Publication Date01 November 2002
Date01 November 2002
AuthorMargaret Kennedy
SubjectHealth & social care,Sociology
key words
professional abuse
power and consent
church guidance
This paper examines themes
that emerge from supporting adults
who have been sexually violated by
Church ministers and clergy.The
author suggests that despite
obstacles put in place by churches of
all denominations, victims are
beginning to speak out.
Policy and researchoverview
The Journal of Adult Protection Volume 4 Issue 4 • November 2002 © Pavilion Publishing (Brighton) Limited 23
In the last eight to ten years as founder and co-ordinator of
MACSAS,2a group for clergy abuse victims, I have supported
women and men who have been sexually violated within the
clergy/ministerial (pastoral) relationship as adults.
Research into this area
Chibnall, Wolf and Duckro (1998) conducted a study with a
sample of 1,164 Roman Catholic sisters in America. They were
looking at the sexual trauma experiences of these nuns and
their findings are alarming. Nineteen per cent of the nuns
reported sexual abuse in childhood. The prevalence for sexual
exploitation during religious life was 12.5% (N=146); 40% of
this group had two or more experiences of sexual exploitation
(4.9% overall). The prevalence for sexual exploitation by
Catholic priests was 6.2%, nuns 3.1%, and lay people 2.4%
(0.9% unidentified). The highest single prevalence was
associated with Catholic priests acting as spiritual directors
(2.3%). Other roles identified by priest perpetrators included
pastor, retreat director, counsellor and mentor.
Blackmon (1985) in a PhD study of 300 clergy in southern
California, comprising clergy from four denominations
(Assembly of God, Episcopal, Presbyterian and United
Methodist), found:
111 (37%) reported engaging in sexual behaviour
inappropriate for a minister
36 (12.67%) reported sexual intercourse with a Church
member other than their spouse
76% of the clergy reported knowledge of another minister who
had engaged in sexual intercourse with a Church member.
White collar crime:1
vulnerable women,
predatory clergymen Margaret Kennedy
Founder/Co-ordinator, CSSA and MACSAS
1 This paper is adapted from the Mary Edwardes Memorial Lecture to SPANA
Survivors of Professional Abuse National Association, June 30 2000, Kensington
Town Hall.
2 Minister and Clergy Sexual Abuse Survivors, a self-help group for women and men
sexually abused by clergy either as children or adults. Address: MACSAS c/o BM-
CSSA, London WC1N 3XX.

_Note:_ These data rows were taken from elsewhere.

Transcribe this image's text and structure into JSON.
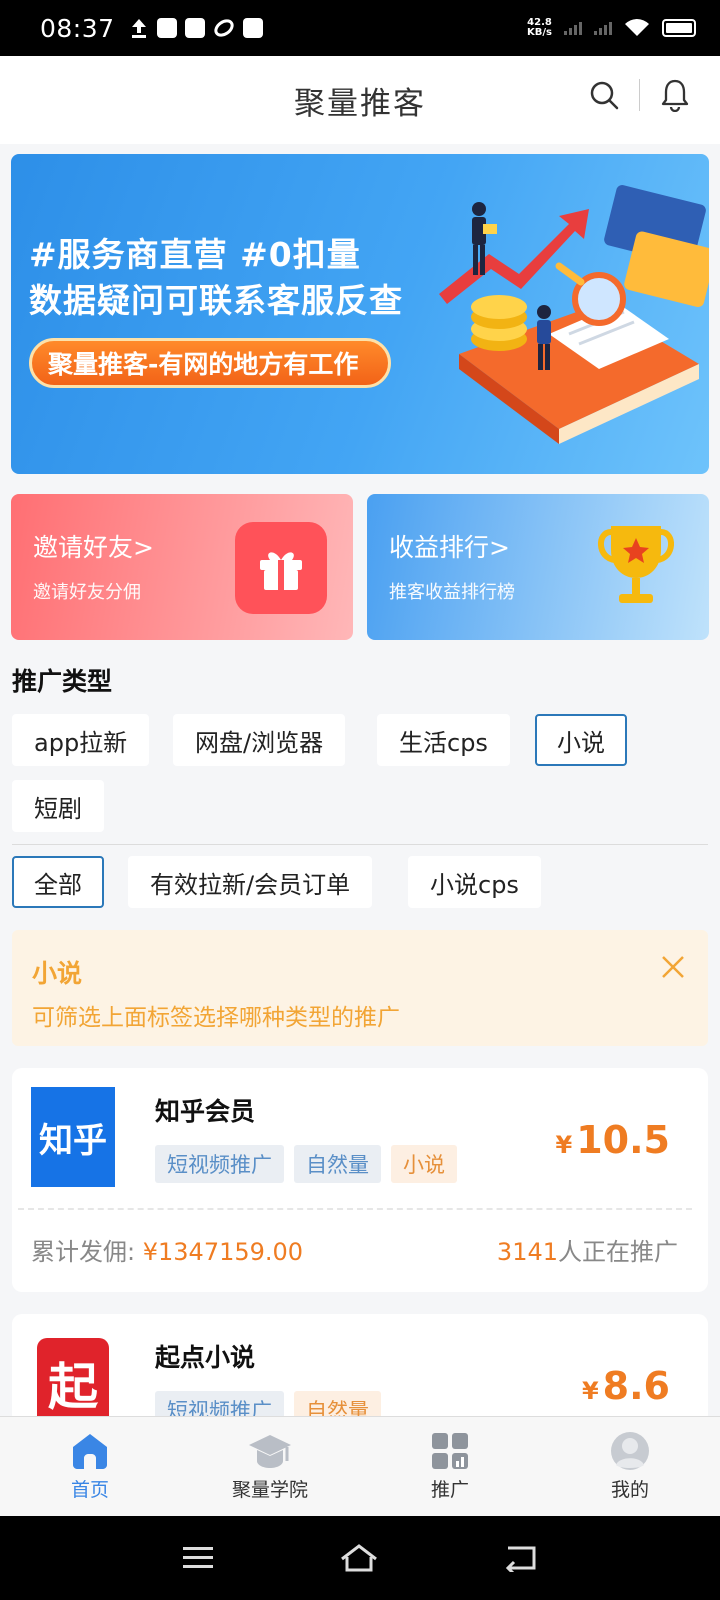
{
  "status_bar": {
    "time": "08:37",
    "net_speed_value": "42.8",
    "net_speed_unit": "KB/s"
  },
  "header": {
    "title": "聚量推客",
    "icons": [
      "search-icon",
      "bell-icon"
    ]
  },
  "banner": {
    "line1": "#服务商直营 #0扣量",
    "line2": "数据疑问可联系客服反查",
    "pill": "聚量推客-有网的地方有工作"
  },
  "quick_cards": {
    "invite": {
      "title": "邀请好友>",
      "subtitle": "邀请好友分佣",
      "icon": "gift-icon"
    },
    "rank": {
      "title": "收益排行>",
      "subtitle": "推客收益排行榜",
      "icon": "trophy-icon"
    }
  },
  "promo_types": {
    "title": "推广类型",
    "items": [
      "app拉新",
      "网盘/浏览器",
      "生活cps",
      "小说",
      "短剧"
    ],
    "selected": "小说"
  },
  "sub_filters": {
    "items": [
      "全部",
      "有效拉新/会员订单",
      "小说cps"
    ],
    "selected": "全部"
  },
  "notice": {
    "title": "小说",
    "text": "可筛选上面标签选择哪种类型的推广"
  },
  "products": [
    {
      "name": "知乎会员",
      "logo_text": "知乎",
      "tags": [
        "短视频推广",
        "自然量",
        "小说"
      ],
      "price_symbol": "¥",
      "price": "10.5",
      "total_label": "累计发佣:",
      "total_symbol": "¥",
      "total_value": "1347159.00",
      "promoters_count": "3141",
      "promoters_suffix": "人正在推广"
    },
    {
      "name": "起点小说",
      "logo_text": "起",
      "tags": [
        "短视频推广",
        "自然量"
      ],
      "price_symbol": "¥",
      "price": "8.6"
    }
  ],
  "tabbar": {
    "items": [
      {
        "label": "首页",
        "icon": "home-icon"
      },
      {
        "label": "聚量学院",
        "icon": "graduation-cap-icon"
      },
      {
        "label": "推广",
        "icon": "grid-icon"
      },
      {
        "label": "我的",
        "icon": "user-icon"
      }
    ],
    "active": "首页"
  },
  "colors": {
    "accent_blue": "#3a86e5",
    "price_orange": "#ef7c22",
    "notice_text": "#f2a535",
    "active_chip_border": "#2b78b9"
  }
}
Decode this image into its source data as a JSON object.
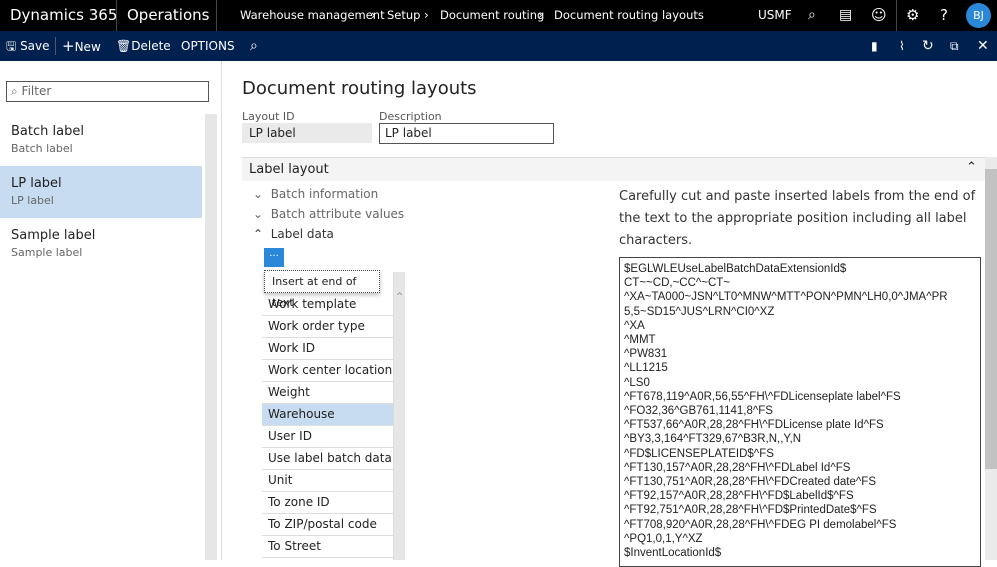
{
  "topbar": {
    "brand": "Dynamics 365",
    "app": "Operations",
    "breadcrumb": [
      "Warehouse management",
      "Setup",
      "Document routing",
      "Document routing layouts"
    ],
    "company": "USMF",
    "user_initials": "BJ"
  },
  "actions": {
    "save": "Save",
    "new": "New",
    "delete": "Delete",
    "options": "OPTIONS"
  },
  "filter": {
    "placeholder": "Filter",
    "value": ""
  },
  "list": [
    {
      "title": "Batch label",
      "sub": "Batch label",
      "selected": false
    },
    {
      "title": "LP label",
      "sub": "LP label",
      "selected": true
    },
    {
      "title": "Sample label",
      "sub": "Sample label",
      "selected": false
    }
  ],
  "page_title": "Document routing layouts",
  "fields": {
    "layout_id_label": "Layout ID",
    "layout_id": "LP label",
    "description_label": "Description",
    "description": "LP label"
  },
  "section": {
    "title": "Label layout",
    "tree": [
      "Batch information",
      "Batch attribute values",
      "Label data"
    ]
  },
  "insert_button": "···",
  "insert_menu": "Insert at end of text",
  "label_fields": [
    "Work template",
    "Work order type",
    "Work ID",
    "Work center location",
    "Weight",
    "Warehouse",
    "User ID",
    "Use label batch data ...",
    "Unit",
    "To zone ID",
    "To ZIP/postal code",
    "To Street"
  ],
  "selected_field": "Warehouse",
  "hint": "Carefully cut and paste inserted labels from the end of the text to the appropriate position including all label characters.",
  "label_text": "$EGLWLEUseLabelBatchDataExtensionId$\nCT~~CD,~CC^~CT~\n^XA~TA000~JSN^LT0^MNW^MTT^PON^PMN^LH0,0^JMA^PR\n5,5~SD15^JUS^LRN^CI0^XZ\n^XA\n^MMT\n^PW831\n^LL1215\n^LS0\n^FT678,119^A0R,56,55^FH\\^FDLicenseplate label^FS\n^FO32,36^GB761,1141,8^FS\n^FT537,66^A0R,28,28^FH\\^FDLicense plate Id^FS\n^BY3,3,164^FT329,67^B3R,N,,Y,N\n^FD$LICENSEPLATEID$^FS\n^FT130,157^A0R,28,28^FH\\^FDLabel Id^FS\n^FT130,751^A0R,28,28^FH\\^FDCreated date^FS\n^FT92,157^A0R,28,28^FH\\^FD$LabelId$^FS\n^FT92,751^A0R,28,28^FH\\^FD$PrintedDate$^FS\n^FT708,920^A0R,28,28^FH\\^FDEG PI demolabel^FS\n^PQ1,0,1,Y^XZ\n$InventLocationId$",
  "colors": {
    "topbar": "#000000",
    "commandbar": "#002050",
    "accent": "#2b88d8",
    "selected": "#c7dcf0"
  }
}
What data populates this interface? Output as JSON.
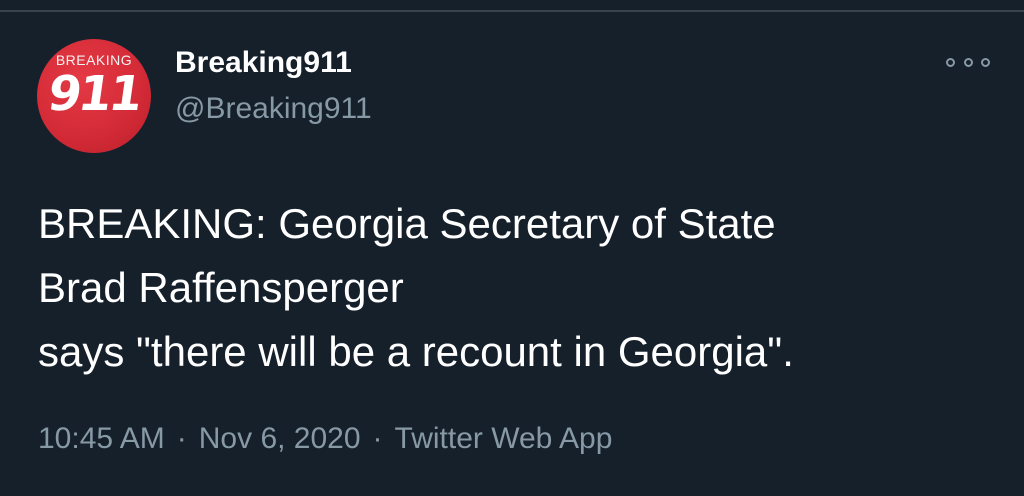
{
  "tweet": {
    "avatar": {
      "top_text": "BREAKING",
      "number_text": "911"
    },
    "display_name": "Breaking911",
    "handle": "@Breaking911",
    "more_icon": "more-options-icon",
    "text_lines": [
      "BREAKING: Georgia Secretary of State",
      "Brad Raffensperger",
      "says \"there will be a recount in Georgia\"."
    ],
    "time": "10:45 AM",
    "date": "Nov 6, 2020",
    "source": "Twitter Web App",
    "separator": "·"
  },
  "colors": {
    "background": "#15202b",
    "primary_text": "#ffffff",
    "secondary_text": "#8899a6",
    "avatar_red": "#d22a36"
  }
}
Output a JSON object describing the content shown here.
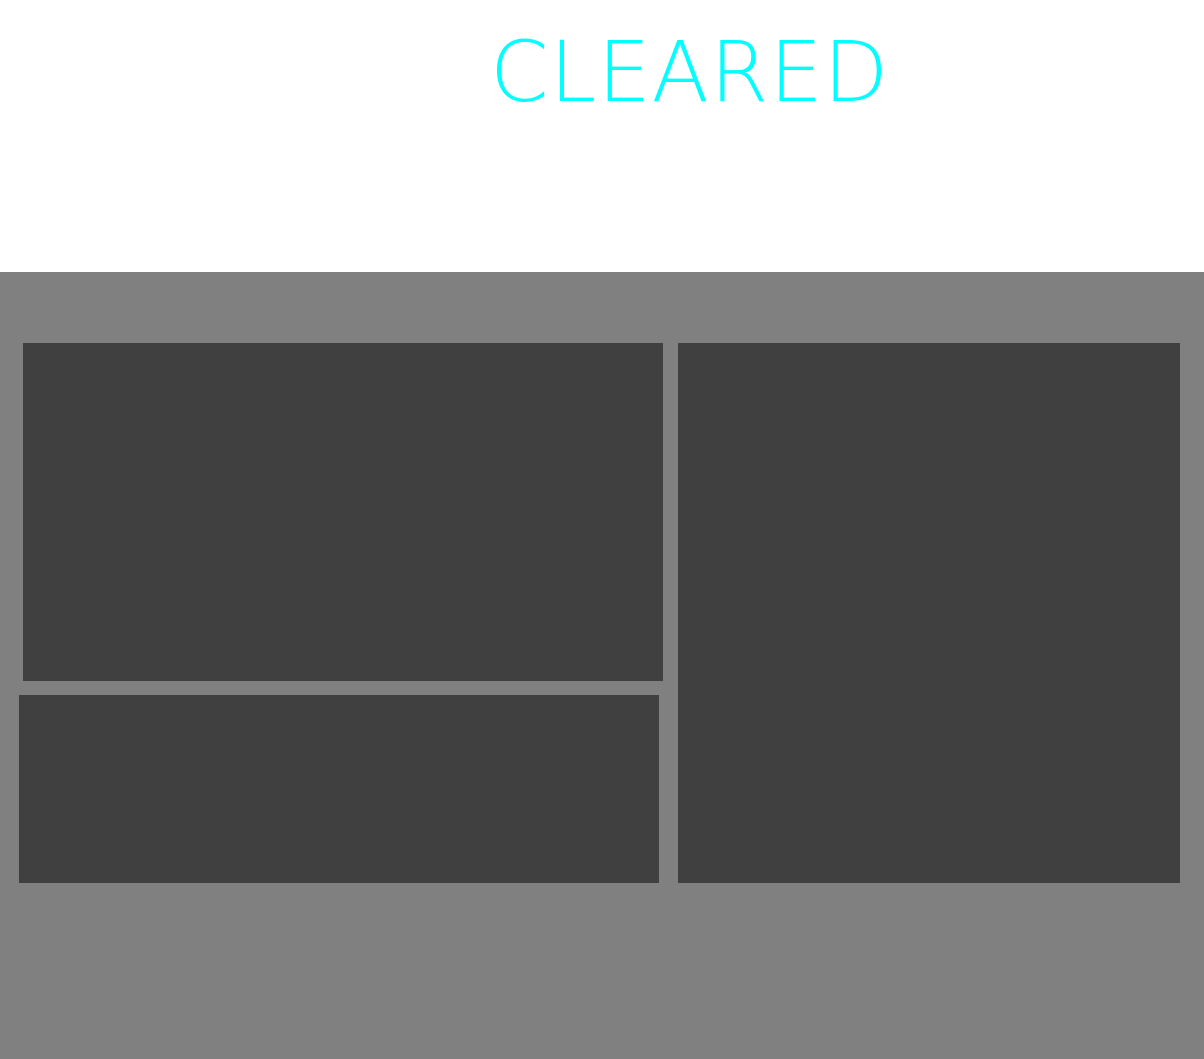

To continue reading

Request your trial

VLEX uses login cookies to provide you with a better browsing experience. If you click on 'Accept' or continue browsing this site we consider that you accept our cookie policy. ACCEPT